Comic Book POW! - Aug. 19
Okay, so harsh times are afoot in the world of comics. The massive DC layoffs and the deliberate disintegration of the DC Universe streaming service --and WarnerMedia also taking an ax to many other subsidiaries and business segments at the same time that went largely unnoticed--has been the headline for the last week or so. But hope still remains, after a fashion: Jim Lee actually spoke at a spotlight panel at C2E2 under the unintentionally ominous banner “We Are Still in the Business of Publishing Comics.”
Um...yeesh. The last time I encountered a declarative statement like that, it was the sign at a failing Dairy Queen that read "Yes, We Are Definitely Still Open."
DC Universe will continue as a digital subscription platform for the 25,000 comic book titles listed therein, and I feel reassured by that; Marvel has done very well with this model, and perhaps the cost-cutting measure of moving the video streaming service and its big exclusive hits to HBO Max will help to reinvigorate the still-blossoming digital comic book market. Quarantine has done funny things to us all. When my kids were born, a switch flipped in my brain and suddenly, I went from the ability to devour books in a week or less to an even more potent superpower to fall asleep with a paperback on my face. But now, only the better part of a year into this new way of life, I'm suddenly starved for new narrative content, and fresh new comic books feel like a bygone thing of my youth that I can't pass up. It's much easier to justify the expense for a digital account, much easier to download and consume...much easier still to get digital comics into the hands of folks who can't step into a local comic book shop anymore.
Now, that's a dark notion for those shops, but if there's one thing that struck very, very dark during this interview, it was Lee's pondering over what comics will continue to make the jump to physical print going forward. Essentially, Lee is conceding the fact that digital purchases are going to be the driving force for deciding what gets printed on paper and ink. That sure sucks for retailers and collectors alike, because it's going to relegate the entire industry toward propping up the ongoing narratives instead of making room for reprints and collections. It's going to become more of a current buyer's market, with video game tie-ins and movie adaptations taking a much bigger role than they have before, because those are the issues that sell to diehard fan and casual reader alike. Especially on a digital platform.
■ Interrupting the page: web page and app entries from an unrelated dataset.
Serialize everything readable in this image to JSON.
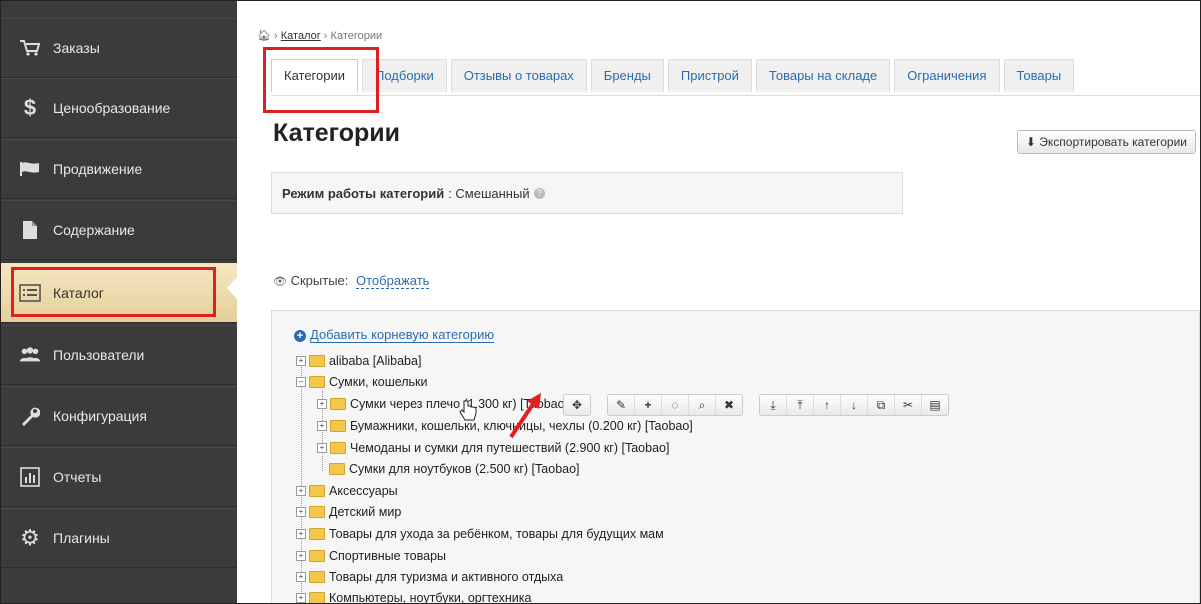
{
  "sidebar": {
    "items": [
      {
        "label": "Заказы",
        "icon": "cart-icon"
      },
      {
        "label": "Ценообразование",
        "icon": "dollar-icon"
      },
      {
        "label": "Продвижение",
        "icon": "flag-icon"
      },
      {
        "label": "Содержание",
        "icon": "file-icon"
      },
      {
        "label": "Каталог",
        "icon": "list-icon"
      },
      {
        "label": "Пользователи",
        "icon": "users-icon"
      },
      {
        "label": "Конфигурация",
        "icon": "wrench-icon"
      },
      {
        "label": "Отчеты",
        "icon": "chart-icon"
      },
      {
        "label": "Плагины",
        "icon": "gear-icon"
      }
    ],
    "active": "Каталог"
  },
  "breadcrumb": {
    "home_icon": "home-icon",
    "catalog": "Каталог",
    "current": "Категории"
  },
  "tabs": [
    "Категории",
    "Подборки",
    "Отзывы о товарах",
    "Бренды",
    "Пристрой",
    "Товары на складе",
    "Ограничения",
    "Товары"
  ],
  "page": {
    "title": "Категории",
    "export_label": "Экспортировать категории",
    "mode_label": "Режим работы категорий",
    "mode_value": ": Смешанный",
    "hidden_label": "Скрытые:",
    "hidden_link": "Отображать",
    "add_root": "Добавить корневую категорию"
  },
  "tree": [
    "alibaba [Alibaba]",
    "Сумки, кошельки",
    "Сумки через плечо (1.300 кг) [Taobao]",
    "Бумажники, кошельки, ключницы, чехлы (0.200 кг) [Taobao]",
    "Чемоданы и сумки для путешествий (2.900 кг) [Taobao]",
    "Сумки для ноутбуков (2.500 кг) [Taobao]",
    "Аксессуары",
    "Детский мир",
    "Товары для ухода за ребёнком, товары для будущих мам",
    "Спортивные товары",
    "Товары для туризма и активного отдыха",
    "Компьютеры, ноутбуки, оргтехника"
  ],
  "colors": {
    "sidebar": "#3b3b3b",
    "active": "#f0dfb0",
    "highlight": "#e02020",
    "link": "#2b6cb0"
  }
}
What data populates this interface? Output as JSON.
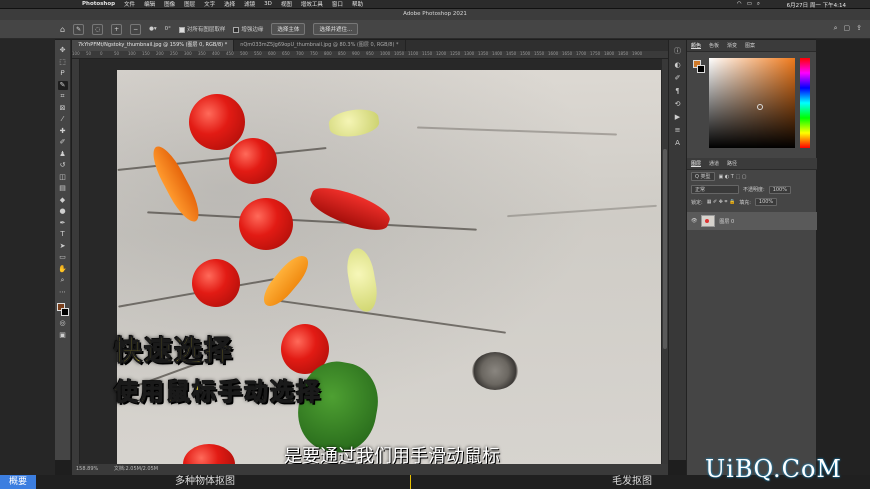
{
  "menubar": {
    "app_name": "Photoshop",
    "items": [
      "文件",
      "编辑",
      "图像",
      "图层",
      "文字",
      "选择",
      "滤镜",
      "3D",
      "视图",
      "增效工具",
      "窗口",
      "帮助"
    ],
    "clock": "6月27日 周一 下午4:14"
  },
  "window": {
    "title": "Adobe Photoshop 2021"
  },
  "options": {
    "angle": "0°",
    "sample_all_layers": "对所有图层取样",
    "enhance_edge": "增强边缘",
    "select_subject": "选择主体",
    "select_and_mask": "选择并遮住..."
  },
  "doc_tabs": [
    "7kYhPFMt/Ngstoky_thumbnail.jpg @ 159% (图层 0, RGB/8) *",
    "nQm033mZ5Jg69opU_thumbnail.jpg @ 80.3% (图层 0, RGB/8) *"
  ],
  "ruler": [
    "100",
    "50",
    "0",
    "50",
    "100",
    "150",
    "200",
    "250",
    "300",
    "350",
    "400",
    "450",
    "500",
    "550",
    "600",
    "650",
    "700",
    "750",
    "800",
    "850",
    "900",
    "950",
    "1000",
    "1050",
    "1100",
    "1150",
    "1200",
    "1250",
    "1300",
    "1350",
    "1400",
    "1450",
    "1500",
    "1550",
    "1600",
    "1650",
    "1700",
    "1750",
    "1800",
    "1850",
    "1900"
  ],
  "status": {
    "zoom": "158.89%",
    "doc": "文档:2.05M/2.05M"
  },
  "panels": {
    "color_tabs": [
      "颜色",
      "色板",
      "渐变",
      "图案"
    ],
    "layers_tabs": [
      "图层",
      "通道",
      "路径"
    ],
    "kind": "Q 类型",
    "blend": "正常",
    "opacity_label": "不透明度:",
    "opacity": "100%",
    "fill_label": "填充:",
    "fill": "100%",
    "lock_label": "锁定:",
    "layer_name": "图层 0"
  },
  "overlay": {
    "line1": "快速选择",
    "line2": "使用鼠标手动选择",
    "caption": "是要通过我们用手滑动鼠标"
  },
  "bottom_bar": {
    "first": "概要",
    "left": "多种物体抠图",
    "right": "毛发抠图"
  },
  "watermark": "UiBQ.CoM",
  "colors": {
    "foreground": "#d07a2a",
    "background": "#000000",
    "accent": "#3c7ee0"
  }
}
But think about that for a moment. Remember back during the good ol' days (before I was born, granted), when comic books were an industry that survived much more like a fresh periodical instead of a high-end, niche speculation market? This is going to be a painful process, moving primary business from print to digital, but it's been written on the wall for so many years there's really no excuse for anyone caught with their pants down. Storylines are going to be planned out differently, developing narratives are going to take priority over rehashes of past work. This could be an invigorating step for the medium, albeit a risky one.
Marvel and DC are not going anywhere, especially now that they both have unstoppable corporate masters, but I can't help but worry for the smaller publishers like Boom! and Darkhorse, whose output has dropped significantly and cannot rely on robust apps and corporate synergy to save them.
The Question: The Deaths of Vic Sage #4 (DC Comics)
A character who has gone through multiple alarming philosophical changes over the decades since his creation by Steve Ditko, Vic Sage has always been on a search for truth above all other things, both as a journalist and a faceless vigilante. This reintroduction to the character's mythos, pulling largely from the seminal Denny O'Neil series of the late '80s, leans hard into a more mystical approach and hopefully might lead into an ongoing mystery series that the publisher sorely needs.
It is a little depressing, in light of the recent meat-grinder of layoffs and cutbacks, to see such a promising work hit DC's "Black Label," a mature/prestige moniker meant to replace the now defunct Vertigo imprint. Black Label is one of the more hurtful casualties of AT&T/WarnerMedia cleaning house, and "The Deaths of Vic Sage" is one of those miniseries that presents a clear example of the kind of product DC can conjure that has no rival. But, alas, there's no more "Game of Thrones" war chest and no one is discovering cool new noir stories on the shelves of their comic book store lately.
Maestro #1 (Marvel Comics)
Peter David returns to his landmark "Incredible Hulk: Future Imperfect" storyline from 1992, to center a new series on Maestro, the far-flung future version of Hulk on Earth-9200. He's a malevolent leader in a post-apocalypse without any super-powered heroes left. As smart as Bruce Banner, and more powerful than the Hulk thanks to years of additional radioactive fallout, Maestro's new tale will fill in some of the blanks from his debut 30 years ago. For instance, where in his future world is the Hulk that we know?
David, who famously butched up Aquaman for DC in a landmark series whose influence is felt even today, has a knack for gifting less dense characters with complicated backstories and heavy senses of responsibility based on their history. And I really have to hand it to Marvel editors, who cannot be stopped in finding new ways to keep the world of Hulk fresh and interesting, with 2018's "Immortal Hulk" pushing the boundaries of what this character can mean as a concept. Perhaps "Maestro" can help push what the Hulk's powers mean on a personal, (super)human level.
Legendary George Perez, who inked the original storyline, guests with a terrific alternate debut cover.